-- DATA RECORDS follows --
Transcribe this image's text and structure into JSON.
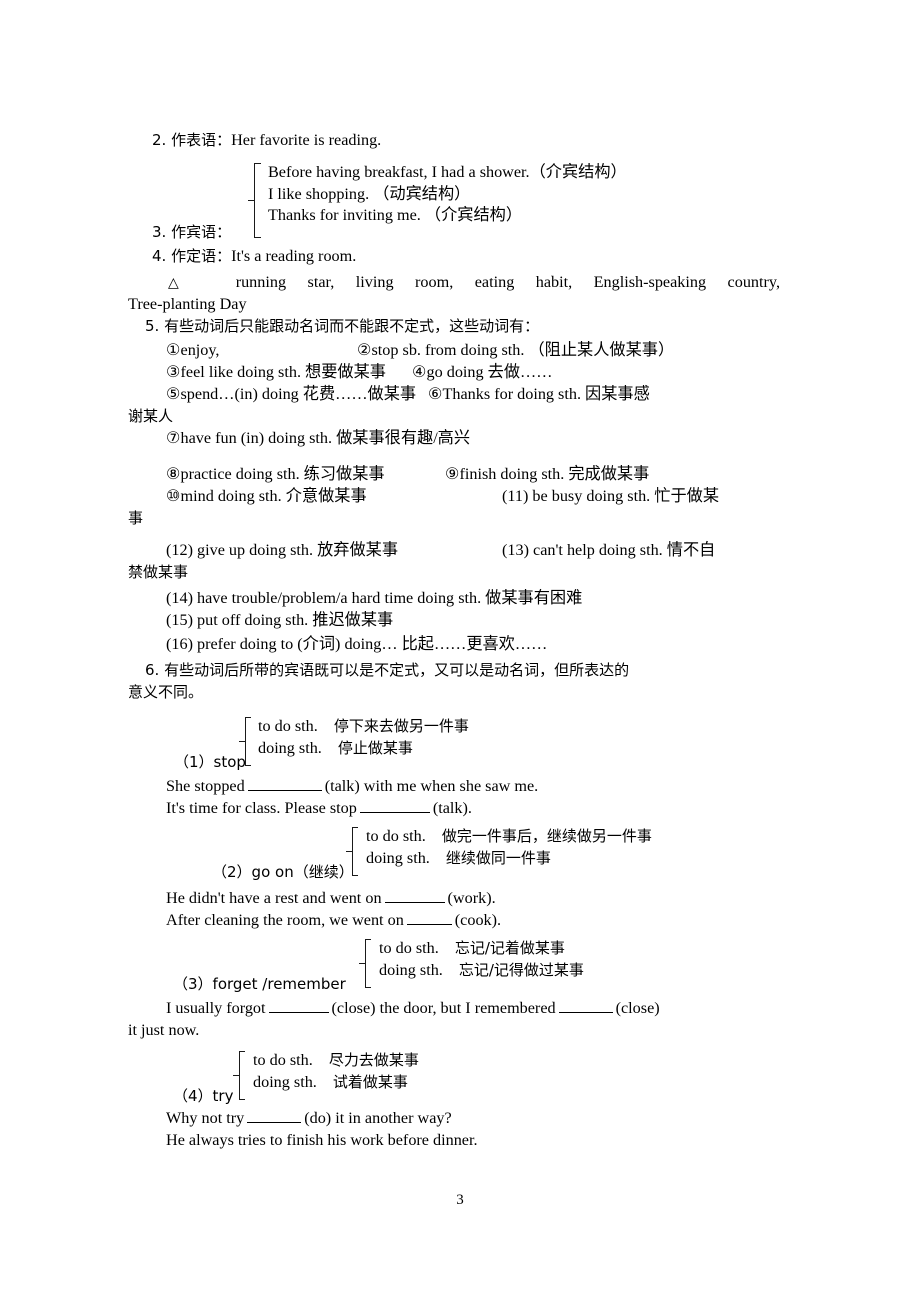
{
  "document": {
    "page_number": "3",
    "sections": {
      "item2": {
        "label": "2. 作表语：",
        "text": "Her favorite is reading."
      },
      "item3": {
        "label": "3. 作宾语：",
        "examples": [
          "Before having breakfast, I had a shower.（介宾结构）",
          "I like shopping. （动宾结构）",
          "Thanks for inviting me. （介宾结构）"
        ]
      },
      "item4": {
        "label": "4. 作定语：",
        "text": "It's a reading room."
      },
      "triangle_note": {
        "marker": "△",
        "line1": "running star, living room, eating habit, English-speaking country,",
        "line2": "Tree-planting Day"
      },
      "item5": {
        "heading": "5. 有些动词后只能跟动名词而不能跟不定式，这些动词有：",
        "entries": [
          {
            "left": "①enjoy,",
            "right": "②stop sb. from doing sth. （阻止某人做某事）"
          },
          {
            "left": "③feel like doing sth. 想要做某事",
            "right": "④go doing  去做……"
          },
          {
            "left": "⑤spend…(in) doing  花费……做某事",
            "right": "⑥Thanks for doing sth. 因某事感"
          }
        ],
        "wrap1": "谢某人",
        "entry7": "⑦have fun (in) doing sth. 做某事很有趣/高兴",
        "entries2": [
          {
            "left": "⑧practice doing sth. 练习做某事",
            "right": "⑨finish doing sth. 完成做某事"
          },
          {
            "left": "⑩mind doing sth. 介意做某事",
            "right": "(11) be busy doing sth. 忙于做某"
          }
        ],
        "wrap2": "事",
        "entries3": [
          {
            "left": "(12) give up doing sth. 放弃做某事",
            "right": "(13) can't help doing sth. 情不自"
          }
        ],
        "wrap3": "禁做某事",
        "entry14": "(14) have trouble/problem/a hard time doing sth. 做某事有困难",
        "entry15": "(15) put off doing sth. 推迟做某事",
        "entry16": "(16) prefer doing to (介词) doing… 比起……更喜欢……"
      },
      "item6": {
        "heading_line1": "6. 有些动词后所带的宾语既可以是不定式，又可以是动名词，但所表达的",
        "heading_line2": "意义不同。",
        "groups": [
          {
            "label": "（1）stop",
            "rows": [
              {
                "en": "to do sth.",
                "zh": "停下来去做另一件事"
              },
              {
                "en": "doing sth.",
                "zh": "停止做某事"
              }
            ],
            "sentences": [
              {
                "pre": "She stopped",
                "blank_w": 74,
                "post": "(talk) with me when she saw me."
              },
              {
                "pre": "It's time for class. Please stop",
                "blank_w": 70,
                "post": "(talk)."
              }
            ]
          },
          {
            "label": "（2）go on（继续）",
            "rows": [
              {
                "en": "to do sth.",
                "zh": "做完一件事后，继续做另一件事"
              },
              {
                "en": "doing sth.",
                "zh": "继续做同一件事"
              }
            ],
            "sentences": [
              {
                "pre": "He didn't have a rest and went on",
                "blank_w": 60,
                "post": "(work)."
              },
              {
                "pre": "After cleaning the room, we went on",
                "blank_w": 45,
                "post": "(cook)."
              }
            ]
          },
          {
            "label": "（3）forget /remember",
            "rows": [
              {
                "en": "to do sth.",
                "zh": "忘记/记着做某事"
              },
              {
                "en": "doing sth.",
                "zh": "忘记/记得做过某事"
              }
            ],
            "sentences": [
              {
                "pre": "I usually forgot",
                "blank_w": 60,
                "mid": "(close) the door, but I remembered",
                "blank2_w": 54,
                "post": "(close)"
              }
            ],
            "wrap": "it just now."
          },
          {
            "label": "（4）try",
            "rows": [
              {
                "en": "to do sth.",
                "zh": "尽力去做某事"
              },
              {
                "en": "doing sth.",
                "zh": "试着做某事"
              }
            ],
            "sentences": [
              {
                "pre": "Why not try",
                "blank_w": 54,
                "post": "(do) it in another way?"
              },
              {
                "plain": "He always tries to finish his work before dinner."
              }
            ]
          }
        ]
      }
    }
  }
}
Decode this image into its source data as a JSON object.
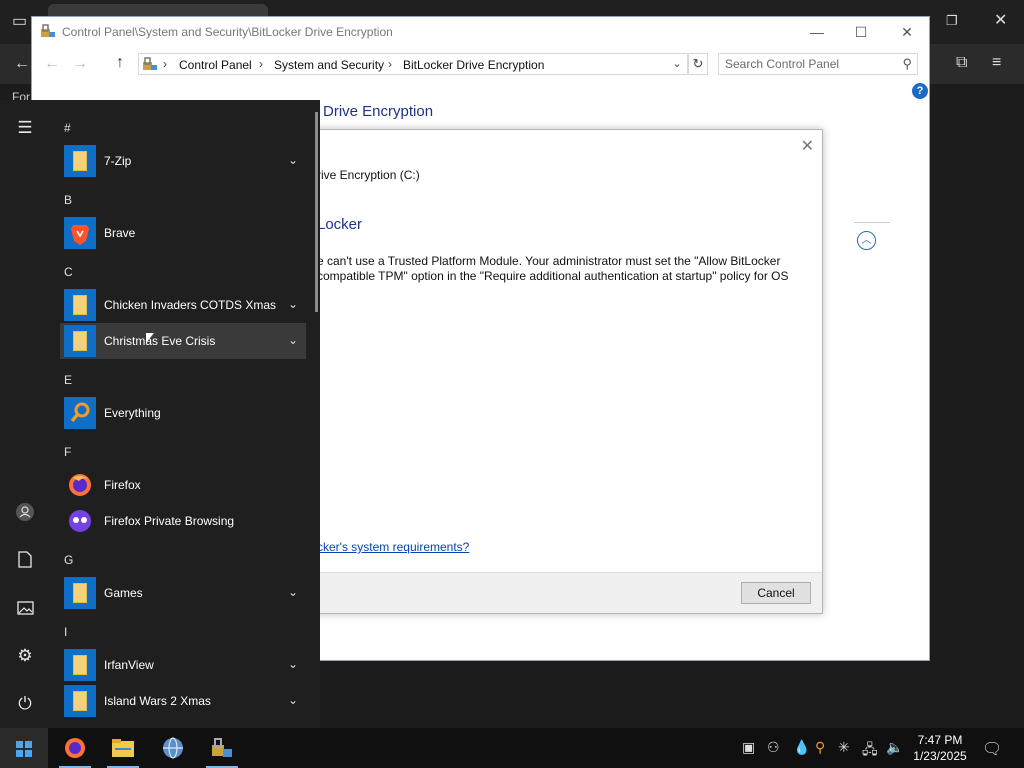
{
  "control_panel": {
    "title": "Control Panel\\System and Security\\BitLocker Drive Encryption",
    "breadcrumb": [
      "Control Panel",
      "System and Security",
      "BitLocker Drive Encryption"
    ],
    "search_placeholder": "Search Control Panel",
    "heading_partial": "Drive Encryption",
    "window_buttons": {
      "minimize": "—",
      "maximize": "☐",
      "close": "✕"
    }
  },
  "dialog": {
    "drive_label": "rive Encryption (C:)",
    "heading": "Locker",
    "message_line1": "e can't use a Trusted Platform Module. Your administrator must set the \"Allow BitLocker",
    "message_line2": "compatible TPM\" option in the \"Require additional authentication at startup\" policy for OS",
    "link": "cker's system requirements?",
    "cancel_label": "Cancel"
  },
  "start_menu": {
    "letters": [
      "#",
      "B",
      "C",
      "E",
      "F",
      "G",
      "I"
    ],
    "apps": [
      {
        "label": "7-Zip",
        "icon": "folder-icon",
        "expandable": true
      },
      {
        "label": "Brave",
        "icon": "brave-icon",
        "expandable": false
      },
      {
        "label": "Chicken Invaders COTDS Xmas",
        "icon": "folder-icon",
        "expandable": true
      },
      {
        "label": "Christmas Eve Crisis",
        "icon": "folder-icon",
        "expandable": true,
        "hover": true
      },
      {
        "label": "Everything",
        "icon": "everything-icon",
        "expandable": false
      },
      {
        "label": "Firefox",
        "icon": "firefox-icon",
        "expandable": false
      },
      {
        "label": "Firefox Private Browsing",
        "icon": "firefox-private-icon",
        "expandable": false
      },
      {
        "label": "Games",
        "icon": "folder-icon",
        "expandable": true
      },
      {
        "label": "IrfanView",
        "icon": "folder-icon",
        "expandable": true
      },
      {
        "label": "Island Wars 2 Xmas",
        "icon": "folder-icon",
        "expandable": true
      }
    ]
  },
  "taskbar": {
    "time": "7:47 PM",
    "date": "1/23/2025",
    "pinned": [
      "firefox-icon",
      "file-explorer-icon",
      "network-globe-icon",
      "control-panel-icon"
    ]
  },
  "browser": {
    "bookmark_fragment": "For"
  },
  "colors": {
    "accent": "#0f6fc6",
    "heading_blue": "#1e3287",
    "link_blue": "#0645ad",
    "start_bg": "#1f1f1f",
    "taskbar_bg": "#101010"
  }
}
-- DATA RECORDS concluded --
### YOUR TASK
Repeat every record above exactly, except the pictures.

### WRITTEN RESPONSE
Transcribe this image's text and structure into JSON.
{
  "document": {
    "page_number": "3",
    "sections": {
      "item2": {
        "label": "2. 作表语：",
        "text": "Her favorite is reading."
      },
      "item3": {
        "label": "3. 作宾语：",
        "examples": [
          "Before having breakfast, I had a shower.（介宾结构）",
          "I like shopping. （动宾结构）",
          "Thanks for inviting me. （介宾结构）"
        ]
      },
      "item4": {
        "label": "4. 作定语：",
        "text": "It's a reading room."
      },
      "triangle_note": {
        "marker": "△",
        "line1": "running star, living room, eating habit, English-speaking country,",
        "line2": "Tree-planting Day"
      },
      "item5": {
        "heading": "5. 有些动词后只能跟动名词而不能跟不定式，这些动词有：",
        "entries": [
          {
            "left": "①enjoy,",
            "right": "②stop sb. from doing sth. （阻止某人做某事）"
          },
          {
            "left": "③feel like doing sth. 想要做某事",
            "right": "④go doing  去做……"
          },
          {
            "left": "⑤spend…(in) doing  花费……做某事",
            "right": "⑥Thanks for doing sth. 因某事感"
          }
        ],
        "wrap1": "谢某人",
        "entry7": "⑦have fun (in) doing sth. 做某事很有趣/高兴",
        "entries2": [
          {
            "left": "⑧practice doing sth. 练习做某事",
            "right": "⑨finish doing sth. 完成做某事"
          },
          {
            "left": "⑩mind doing sth. 介意做某事",
            "right": "(11) be busy doing sth. 忙于做某"
          }
        ],
        "wrap2": "事",
        "entries3": [
          {
            "left": "(12) give up doing sth. 放弃做某事",
            "right": "(13) can't help doing sth. 情不自"
          }
        ],
        "wrap3": "禁做某事",
        "entry14": "(14) have trouble/problem/a hard time doing sth. 做某事有困难",
        "entry15": "(15) put off doing sth. 推迟做某事",
        "entry16": "(16) prefer doing to (介词) doing… 比起……更喜欢……"
      },
      "item6": {
        "heading_line1": "6. 有些动词后所带的宾语既可以是不定式，又可以是动名词，但所表达的",
        "heading_line2": "意义不同。",
        "groups": [
          {
            "label": "（1）stop",
            "rows": [
              {
                "en": "to do sth.",
                "zh": "停下来去做另一件事"
              },
              {
                "en": "doing sth.",
                "zh": "停止做某事"
              }
            ],
            "sentences": [
              {
                "pre": "She stopped",
                "blank_w": 74,
                "post": "(talk) with me when she saw me."
              },
              {
                "pre": "It's time for class. Please stop",
                "blank_w": 70,
                "post": "(talk)."
              }
            ]
          },
          {
            "label": "（2）go on（继续）",
            "rows": [
              {
                "en": "to do sth.",
                "zh": "做完一件事后，继续做另一件事"
              },
              {
                "en": "doing sth.",
                "zh": "继续做同一件事"
              }
            ],
            "sentences": [
              {
                "pre": "He didn't have a rest and went on",
                "blank_w": 60,
                "post": "(work)."
              },
              {
                "pre": "After cleaning the room, we went on",
                "blank_w": 45,
                "post": "(cook)."
              }
            ]
          },
          {
            "label": "（3）forget /remember",
            "rows": [
              {
                "en": "to do sth.",
                "zh": "忘记/记着做某事"
              },
              {
                "en": "doing sth.",
                "zh": "忘记/记得做过某事"
              }
            ],
            "sentences": [
              {
                "pre": "I usually forgot",
                "blank_w": 60,
                "mid": "(close) the door, but I remembered",
                "blank2_w": 54,
                "post": "(close)"
              }
            ],
            "wrap": "it just now."
          },
          {
            "label": "（4）try",
            "rows": [
              {
                "en": "to do sth.",
                "zh": "尽力去做某事"
              },
              {
                "en": "doing sth.",
                "zh": "试着做某事"
              }
            ],
            "sentences": [
              {
                "pre": "Why not try",
                "blank_w": 54,
                "post": "(do) it in another way?"
              },
              {
                "plain": "He always tries to finish his work before dinner."
              }
            ]
          }
        ]
      }
    }
  }
}
Decode this image into its source data as a JSON object.
{
  "control_panel": {
    "title": "Control Panel\\System and Security\\BitLocker Drive Encryption",
    "breadcrumb": [
      "Control Panel",
      "System and Security",
      "BitLocker Drive Encryption"
    ],
    "search_placeholder": "Search Control Panel",
    "heading_partial": "Drive Encryption",
    "window_buttons": {
      "minimize": "—",
      "maximize": "☐",
      "close": "✕"
    }
  },
  "dialog": {
    "drive_label": "rive Encryption (C:)",
    "heading": "Locker",
    "message_line1": "e can't use a Trusted Platform Module. Your administrator must set the \"Allow BitLocker",
    "message_line2": "compatible TPM\" option in the \"Require additional authentication at startup\" policy for OS",
    "link": "cker's system requirements?",
    "cancel_label": "Cancel"
  },
  "start_menu": {
    "letters": [
      "#",
      "B",
      "C",
      "E",
      "F",
      "G",
      "I"
    ],
    "apps": [
      {
        "label": "7-Zip",
        "icon": "folder-icon",
        "expandable": true
      },
      {
        "label": "Brave",
        "icon": "brave-icon",
        "expandable": false
      },
      {
        "label": "Chicken Invaders COTDS Xmas",
        "icon": "folder-icon",
        "expandable": true
      },
      {
        "label": "Christmas Eve Crisis",
        "icon": "folder-icon",
        "expandable": true,
        "hover": true
      },
      {
        "label": "Everything",
        "icon": "everything-icon",
        "expandable": false
      },
      {
        "label": "Firefox",
        "icon": "firefox-icon",
        "expandable": false
      },
      {
        "label": "Firefox Private Browsing",
        "icon": "firefox-private-icon",
        "expandable": false
      },
      {
        "label": "Games",
        "icon": "folder-icon",
        "expandable": true
      },
      {
        "label": "IrfanView",
        "icon": "folder-icon",
        "expandable": true
      },
      {
        "label": "Island Wars 2 Xmas",
        "icon": "folder-icon",
        "expandable": true
      }
    ]
  },
  "taskbar": {
    "time": "7:47 PM",
    "date": "1/23/2025",
    "pinned": [
      "firefox-icon",
      "file-explorer-icon",
      "network-globe-icon",
      "control-panel-icon"
    ]
  },
  "browser": {
    "bookmark_fragment": "For"
  },
  "colors": {
    "accent": "#0f6fc6",
    "heading_blue": "#1e3287",
    "link_blue": "#0645ad",
    "start_bg": "#1f1f1f",
    "taskbar_bg": "#101010"
  }
}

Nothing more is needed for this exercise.